As a recent Twitter convert, the rapid adoption of the application has me intrigued. Unlike what basic marketing principles tell you to do, Twitter does not seem to market towards any need whatsoever and targets no one in particular. It’s just there.

There is no public mission statement, and there is really nothing to even tell you why you’d want use it. Their about page tells you basically nothing other than where they are located and when they launched. The homepage gives you two simple sentences:

“A global community of friends and strangers answering one simple question: What are you doing? Answer on your phone, IM, or right here on the web!”

But where’s the draw? That tells me what it does, but not why. Up until now, nobody really had a need to constantly update the world on what they’re doing that instant. And if they did, there were phones, email, newsgroups, blogs, and IM for that. Furthermore, I don’t think anybody really cared what others were doing every minute of their life.

Yet regardless, it quickly caught on and spread rapidly, and something interesting happened: People saw the power of the technology and found needs themselves that it could fill.

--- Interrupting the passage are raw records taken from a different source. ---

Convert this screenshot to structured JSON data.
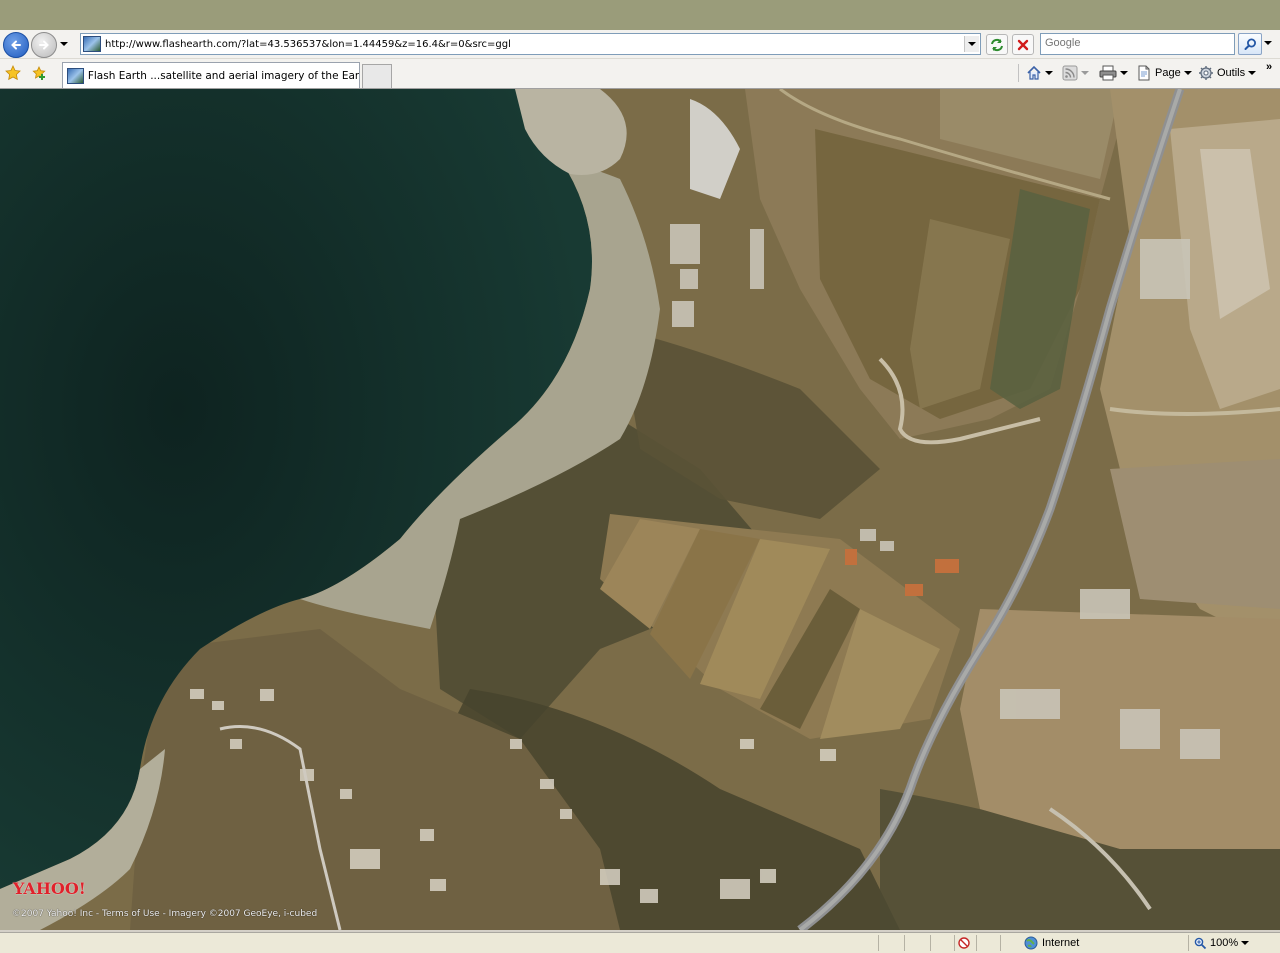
{
  "browser": {
    "address_url": "http://www.flashearth.com/?lat=43.536537&lon=1.44459&z=16.4&r=0&src=ggl",
    "search_placeholder": "Google",
    "tab_title": "Flash Earth ...satellite and aerial imagery of the Earth...",
    "commands": {
      "page_label": "Page",
      "tools_label": "Outils",
      "overflow": "»"
    },
    "icons": {
      "back": "back-arrow-icon",
      "forward": "forward-arrow-icon",
      "refresh": "refresh-icon",
      "stop": "stop-icon",
      "search": "search-icon",
      "favorites": "favorites-star-icon",
      "add_favorites": "add-favorites-icon",
      "home": "home-icon",
      "feeds": "rss-feed-icon",
      "print": "printer-icon",
      "page": "page-icon",
      "tools": "gear-icon"
    }
  },
  "map": {
    "logo_text": "YAHOO!",
    "attribution": "©2007 Yahoo! Inc - Terms of Use - Imagery ©2007 GeoEye, i-cubed"
  },
  "status_bar": {
    "zone_label": "Internet",
    "zoom_label": "100%"
  },
  "colors": {
    "sea": "#0f2a26",
    "beach": "#a8a48f",
    "land": "#7b6c48",
    "road": "#9a9a98",
    "yahoo_red": "#e0212b"
  }
}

While many saw it simply as another way to waste time, John Edwards decided it was a good promotional tool, CNN thought they’d keep you posted, and Lifehacker sees it as a possible todo list/people manager/newsletter.

From what I can tell, rather than Obvious (the creators of Twitter) deciding what needs to fill then marketing to them (what is usually recommended when launching anything), they simply launched an amazing bit of technology and people latched onto it and created their own needs.

That’s not something that happens very often, and I’ll be interested to see how long it can last. swan